While its Swing ensemble of singing dancers popped, locked and pulled breakdance moves on the turntable crafted by stage designer David Korins, each character played out their dynamic, individual arcs in relation to the “ bastard, orphan son of a whore/And a Scotsman, dropped in the middle of a forgotten spot in the Caribbean/By providence, impoverished, in squalor, grow up to be a hero and a scholar?/The 10 dollar/Founding father without a father.”
"Make no mistake: despite an initial lack of aggression, [Edred] Utomi’s Hamilton manages to get up the nose and in the face of every character he meets."
As the stage revolved, reversed and rewound itself like a scratch-mixing DJ was one of the production’s keenest aspects, a moment of true inspiration and transference – “Satisfied” – sung mostly by Stephanie Umoh (as Angelica Schuyler, the woman who sadly introduced her sister to Hamilton) where all present action stops, life is relived, and the each second where heartbreak begins is revealed.
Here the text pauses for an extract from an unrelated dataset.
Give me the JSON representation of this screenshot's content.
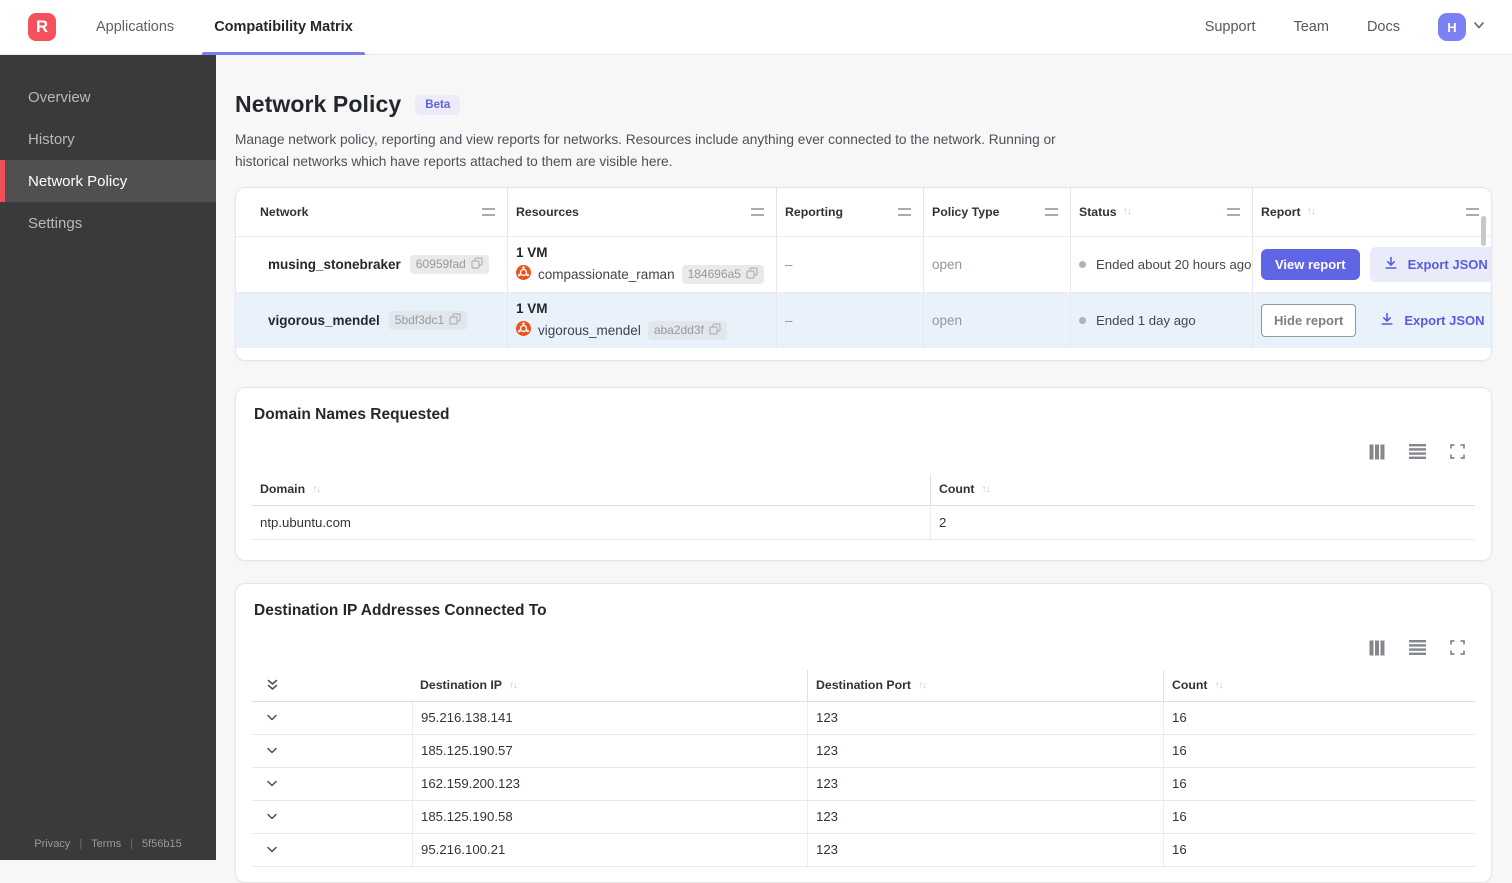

That Umoh is one of the show’s best vocalists is no surprise as all of her songs could be Neo-soul smashes. That fact also was true for husky-voiced Olivia Puckett (a handsome take on the cloying ‘other woman’), and, the higher singing Hannah Cruz whose slight take on Hamilton’s wife Eliza comes down to being emotionally bruised then shattered on more than one occasion – all while maintaining pride, smarts, and ultimately a deep sense of forgiveness.
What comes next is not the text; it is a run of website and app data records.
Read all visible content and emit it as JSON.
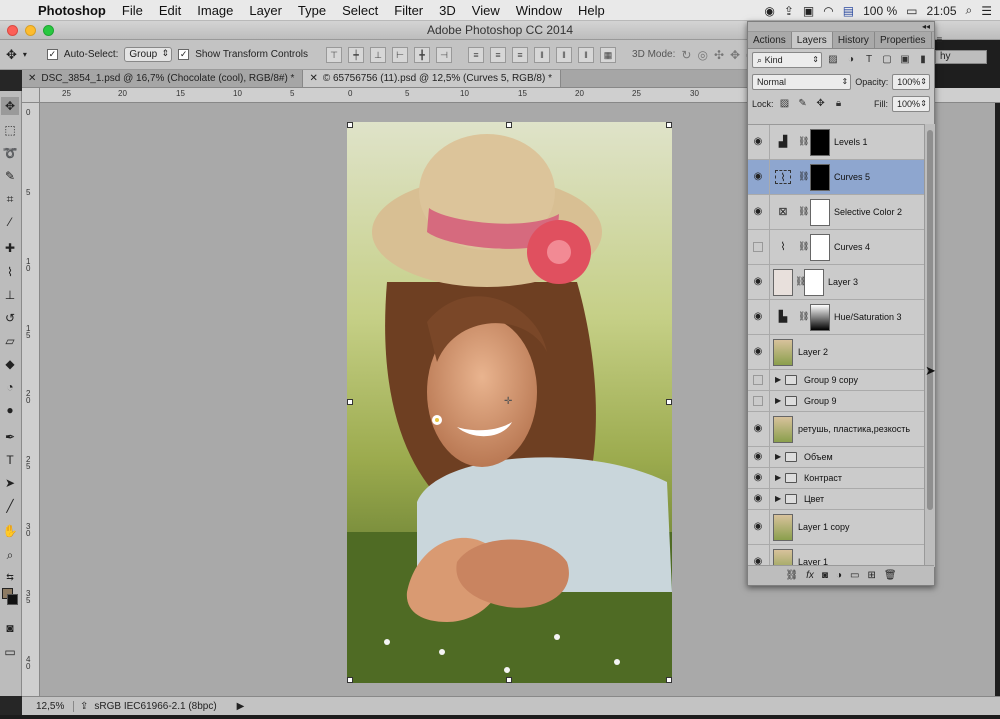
{
  "menubar": {
    "app_name": "Photoshop",
    "items": [
      "File",
      "Edit",
      "Image",
      "Layer",
      "Type",
      "Select",
      "Filter",
      "3D",
      "View",
      "Window",
      "Help"
    ],
    "battery": "100 %",
    "clock": "21:05"
  },
  "window": {
    "title": "Adobe Photoshop CC 2014"
  },
  "options_bar": {
    "auto_select_label": "Auto-Select:",
    "auto_select_value": "Group",
    "show_transform_label": "Show Transform Controls",
    "mode_3d_label": "3D Mode:",
    "right_dropdown": "hy"
  },
  "document_tabs": [
    {
      "label": "DSC_3854_1.psd @ 16,7% (Chocolate (cool), RGB/8#) *"
    },
    {
      "label": "© 65756756 (11).psd @ 12,5% (Curves 5, RGB/8) *"
    }
  ],
  "rulers": {
    "h_labels": [
      "25",
      "20",
      "15",
      "10",
      "5",
      "0",
      "5",
      "10",
      "15",
      "20",
      "25",
      "30",
      "35"
    ],
    "v_labels": [
      "0",
      "5",
      "1\n0",
      "1\n5",
      "2\n0",
      "2\n5",
      "3\n0",
      "3\n5",
      "4\n0"
    ]
  },
  "status_bar": {
    "zoom": "12,5%",
    "profile": "sRGB IEC61966-2.1 (8bpc)"
  },
  "layers_panel": {
    "tabs": [
      "Actions",
      "Layers",
      "History",
      "Properties"
    ],
    "active_tab": "Layers",
    "kind_filter": "Kind",
    "blend_mode": "Normal",
    "opacity_label": "Opacity:",
    "opacity_value": "100%",
    "lock_label": "Lock:",
    "fill_label": "Fill:",
    "fill_value": "100%",
    "layers": [
      {
        "name": "Levels 1",
        "type": "adjustment",
        "adj_icon": "levels-icon",
        "visible": true,
        "selected": false
      },
      {
        "name": "Curves 5",
        "type": "adjustment",
        "adj_icon": "curves-icon",
        "visible": true,
        "selected": true
      },
      {
        "name": "Selective Color 2",
        "type": "adjustment",
        "adj_icon": "selective-color-icon",
        "visible": true,
        "selected": false
      },
      {
        "name": "Curves 4",
        "type": "adjustment",
        "adj_icon": "curves-icon",
        "visible": false,
        "selected": false
      },
      {
        "name": "Layer 3",
        "type": "masked-pixel",
        "visible": true,
        "selected": false
      },
      {
        "name": "Hue/Saturation 3",
        "type": "adjustment",
        "adj_icon": "hue-saturation-icon",
        "visible": true,
        "selected": false
      },
      {
        "name": "Layer 2",
        "type": "pixel",
        "visible": true,
        "selected": false
      },
      {
        "name": "Group 9 copy",
        "type": "group",
        "visible": false,
        "selected": false
      },
      {
        "name": "Group 9",
        "type": "group",
        "visible": false,
        "selected": false
      },
      {
        "name": "ретушь, пластика,резкость",
        "type": "pixel",
        "visible": true,
        "selected": false
      },
      {
        "name": "Объем",
        "type": "group",
        "visible": true,
        "selected": false
      },
      {
        "name": "Контраст",
        "type": "group",
        "visible": true,
        "selected": false
      },
      {
        "name": "Цвет",
        "type": "group",
        "visible": true,
        "selected": false
      },
      {
        "name": "Layer 1 copy",
        "type": "pixel",
        "visible": true,
        "selected": false
      },
      {
        "name": "Layer 1",
        "type": "pixel",
        "visible": true,
        "selected": false
      }
    ]
  }
}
Despite being played, to an extent, as the ultimate ensemble piece (the bows at show’s end are singular and in unison), Hamilton certainly came with its standouts.
Like his character’s mantra of “waiting for it,” Tower’s buttoned-up Burr holds his tongue, his manners and his physicality until Act 2 when he bursts like a hot water pipe – incrementally – between “The Room Where It Happened” and the final betrayal of “The Election of 1800.” With all grace and calm gone, Tower’s Burr pulls a Salieri (to Hamilton’s cocksure Mozart) that alone is worth the price of admission. Even when he crooned softly about the error of his own ways through “The World Was Wide Enough,” you sense a small stream of steam coming from his ears, as Burr confessed his sins.
And make no mistake: despite an initial lack of aggression, Utomi’s Hamilton manages to get up the nose and in the face of every character he meets (especially George Washington, portrayed like a forceful creamy R&B star a la Paul Oakley Stovall) while ably rapping a prideful “My Shot,” as well as having portrayed the delicate poignancy of loss that was “It’s Quiet Uptown.”
Two supporting performances damn near stole the show from Hamilton’s principle characters. Peter Matthew Smith’s comically crooked wigs and ill-fitting royal get up as King George was only matched by his three tunes’ kitsch and chamber pop cool – think Mika – and his catty vocal nuances claiming complete ownership of the states before independence would have been reason alone to secede. His all-too-brief appearances weren’t merely quick comic relief, but, rather an indication of what true command the British had over the colonies, and the need for us to run from taxation without representation. When it came to prancing about, however, Bryson Bruce’s Franco-loving Thomas Jefferson (and Marquis de Lafayette) took the gateau.
A quick-footed dancer and an exemplary syllable-slapping rapper (e.g. “What’d I Miss” and “The Reynolds Pamphlet,” the latter with Tower and another impressive actor/rapper Chaundre Hall-Broomfield) Bruce’s Jefferson was magically pixie-ish. Plus, when he gets called out for owning slaves as the key to the South’s post-Revolutionary success, he slinks embarrassingly so far into himself, this Jefferson becomes more of a turtle and less of a swinging bachelor statesman.
With that, Philly’s take on Hamilton was worth the wait from Broadway to Walnut Street and worth every penny you’ll need in order to see it through its November run.
Hamilton | Now through Nov. 17. Ticket prices vary.. Forrest Theater, 1114 Walnut St. forrest-theatre.com/hamilton.html